**Task requirements**.
Exact copy, pictures excluded: write out every line below.

**Data listing**.
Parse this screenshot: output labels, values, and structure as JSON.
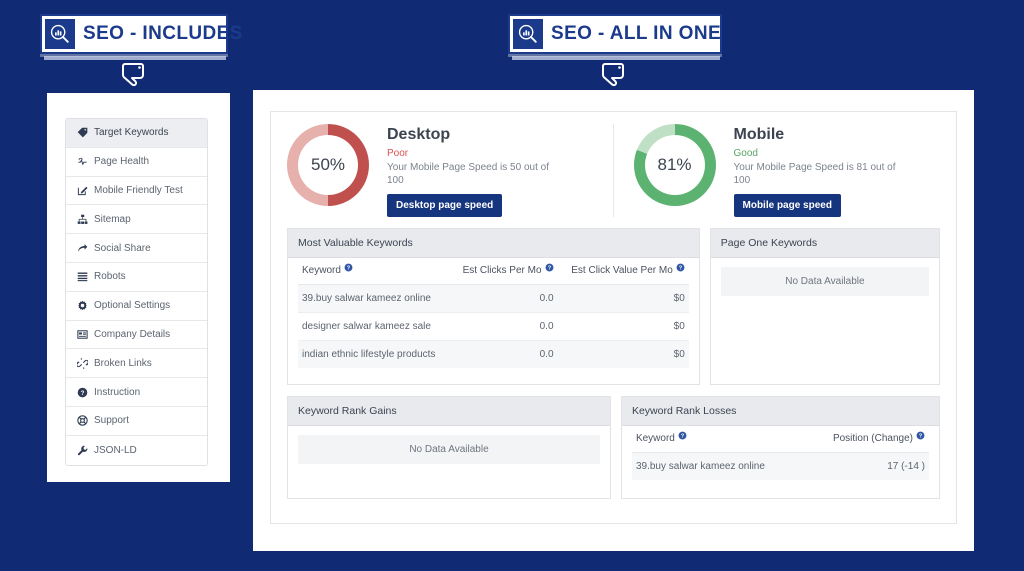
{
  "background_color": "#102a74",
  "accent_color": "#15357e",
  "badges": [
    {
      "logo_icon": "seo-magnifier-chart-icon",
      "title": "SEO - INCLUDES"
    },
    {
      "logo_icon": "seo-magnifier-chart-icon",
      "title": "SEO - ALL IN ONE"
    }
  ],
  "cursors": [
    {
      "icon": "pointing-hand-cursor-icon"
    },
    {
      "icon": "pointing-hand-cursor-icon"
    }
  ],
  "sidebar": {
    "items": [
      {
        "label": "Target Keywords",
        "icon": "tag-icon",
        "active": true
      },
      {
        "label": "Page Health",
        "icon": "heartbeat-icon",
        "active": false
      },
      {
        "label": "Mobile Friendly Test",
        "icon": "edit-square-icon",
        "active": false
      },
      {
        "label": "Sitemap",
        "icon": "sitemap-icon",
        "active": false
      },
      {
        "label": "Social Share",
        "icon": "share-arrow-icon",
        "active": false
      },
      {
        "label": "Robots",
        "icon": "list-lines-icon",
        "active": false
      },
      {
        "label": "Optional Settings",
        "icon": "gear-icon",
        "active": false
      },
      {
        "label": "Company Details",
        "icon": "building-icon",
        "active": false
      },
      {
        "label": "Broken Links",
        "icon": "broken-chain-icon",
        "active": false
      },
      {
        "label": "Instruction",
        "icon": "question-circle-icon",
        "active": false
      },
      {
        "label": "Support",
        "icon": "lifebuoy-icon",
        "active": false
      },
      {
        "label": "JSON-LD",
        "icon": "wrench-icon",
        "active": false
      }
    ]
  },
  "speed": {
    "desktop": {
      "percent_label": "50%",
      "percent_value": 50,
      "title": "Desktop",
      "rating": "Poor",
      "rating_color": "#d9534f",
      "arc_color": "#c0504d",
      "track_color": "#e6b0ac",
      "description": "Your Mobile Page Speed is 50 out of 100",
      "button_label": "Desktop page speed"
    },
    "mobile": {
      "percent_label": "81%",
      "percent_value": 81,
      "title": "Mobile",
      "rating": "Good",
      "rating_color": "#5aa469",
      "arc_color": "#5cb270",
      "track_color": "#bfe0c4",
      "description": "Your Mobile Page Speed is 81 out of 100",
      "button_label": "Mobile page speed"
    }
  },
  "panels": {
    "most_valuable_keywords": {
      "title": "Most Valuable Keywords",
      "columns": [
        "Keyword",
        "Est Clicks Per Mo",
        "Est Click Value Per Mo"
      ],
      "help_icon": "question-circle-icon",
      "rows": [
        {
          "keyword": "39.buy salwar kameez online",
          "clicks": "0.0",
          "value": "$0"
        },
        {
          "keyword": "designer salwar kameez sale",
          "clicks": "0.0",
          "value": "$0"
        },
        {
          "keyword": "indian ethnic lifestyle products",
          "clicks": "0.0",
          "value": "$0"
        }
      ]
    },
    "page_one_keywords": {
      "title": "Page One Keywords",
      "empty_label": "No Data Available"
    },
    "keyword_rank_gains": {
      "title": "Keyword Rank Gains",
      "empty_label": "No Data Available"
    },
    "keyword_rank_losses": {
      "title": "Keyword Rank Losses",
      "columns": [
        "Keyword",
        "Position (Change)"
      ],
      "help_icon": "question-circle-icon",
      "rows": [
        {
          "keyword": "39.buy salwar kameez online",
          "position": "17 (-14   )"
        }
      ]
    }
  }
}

**Your response**.
Parse this screenshot: output labels, values, and structure as JSON.
{
  "background_color": "#102a74",
  "accent_color": "#15357e",
  "badges": [
    {
      "logo_icon": "seo-magnifier-chart-icon",
      "title": "SEO - INCLUDES"
    },
    {
      "logo_icon": "seo-magnifier-chart-icon",
      "title": "SEO - ALL IN ONE"
    }
  ],
  "cursors": [
    {
      "icon": "pointing-hand-cursor-icon"
    },
    {
      "icon": "pointing-hand-cursor-icon"
    }
  ],
  "sidebar": {
    "items": [
      {
        "label": "Target Keywords",
        "icon": "tag-icon",
        "active": true
      },
      {
        "label": "Page Health",
        "icon": "heartbeat-icon",
        "active": false
      },
      {
        "label": "Mobile Friendly Test",
        "icon": "edit-square-icon",
        "active": false
      },
      {
        "label": "Sitemap",
        "icon": "sitemap-icon",
        "active": false
      },
      {
        "label": "Social Share",
        "icon": "share-arrow-icon",
        "active": false
      },
      {
        "label": "Robots",
        "icon": "list-lines-icon",
        "active": false
      },
      {
        "label": "Optional Settings",
        "icon": "gear-icon",
        "active": false
      },
      {
        "label": "Company Details",
        "icon": "building-icon",
        "active": false
      },
      {
        "label": "Broken Links",
        "icon": "broken-chain-icon",
        "active": false
      },
      {
        "label": "Instruction",
        "icon": "question-circle-icon",
        "active": false
      },
      {
        "label": "Support",
        "icon": "lifebuoy-icon",
        "active": false
      },
      {
        "label": "JSON-LD",
        "icon": "wrench-icon",
        "active": false
      }
    ]
  },
  "speed": {
    "desktop": {
      "percent_label": "50%",
      "percent_value": 50,
      "title": "Desktop",
      "rating": "Poor",
      "rating_color": "#d9534f",
      "arc_color": "#c0504d",
      "track_color": "#e6b0ac",
      "description": "Your Mobile Page Speed is 50 out of 100",
      "button_label": "Desktop page speed"
    },
    "mobile": {
      "percent_label": "81%",
      "percent_value": 81,
      "title": "Mobile",
      "rating": "Good",
      "rating_color": "#5aa469",
      "arc_color": "#5cb270",
      "track_color": "#bfe0c4",
      "description": "Your Mobile Page Speed is 81 out of 100",
      "button_label": "Mobile page speed"
    }
  },
  "panels": {
    "most_valuable_keywords": {
      "title": "Most Valuable Keywords",
      "columns": [
        "Keyword",
        "Est Clicks Per Mo",
        "Est Click Value Per Mo"
      ],
      "help_icon": "question-circle-icon",
      "rows": [
        {
          "keyword": "39.buy salwar kameez online",
          "clicks": "0.0",
          "value": "$0"
        },
        {
          "keyword": "designer salwar kameez sale",
          "clicks": "0.0",
          "value": "$0"
        },
        {
          "keyword": "indian ethnic lifestyle products",
          "clicks": "0.0",
          "value": "$0"
        }
      ]
    },
    "page_one_keywords": {
      "title": "Page One Keywords",
      "empty_label": "No Data Available"
    },
    "keyword_rank_gains": {
      "title": "Keyword Rank Gains",
      "empty_label": "No Data Available"
    },
    "keyword_rank_losses": {
      "title": "Keyword Rank Losses",
      "columns": [
        "Keyword",
        "Position (Change)"
      ],
      "help_icon": "question-circle-icon",
      "rows": [
        {
          "keyword": "39.buy salwar kameez online",
          "position": "17 (-14   )"
        }
      ]
    }
  }
}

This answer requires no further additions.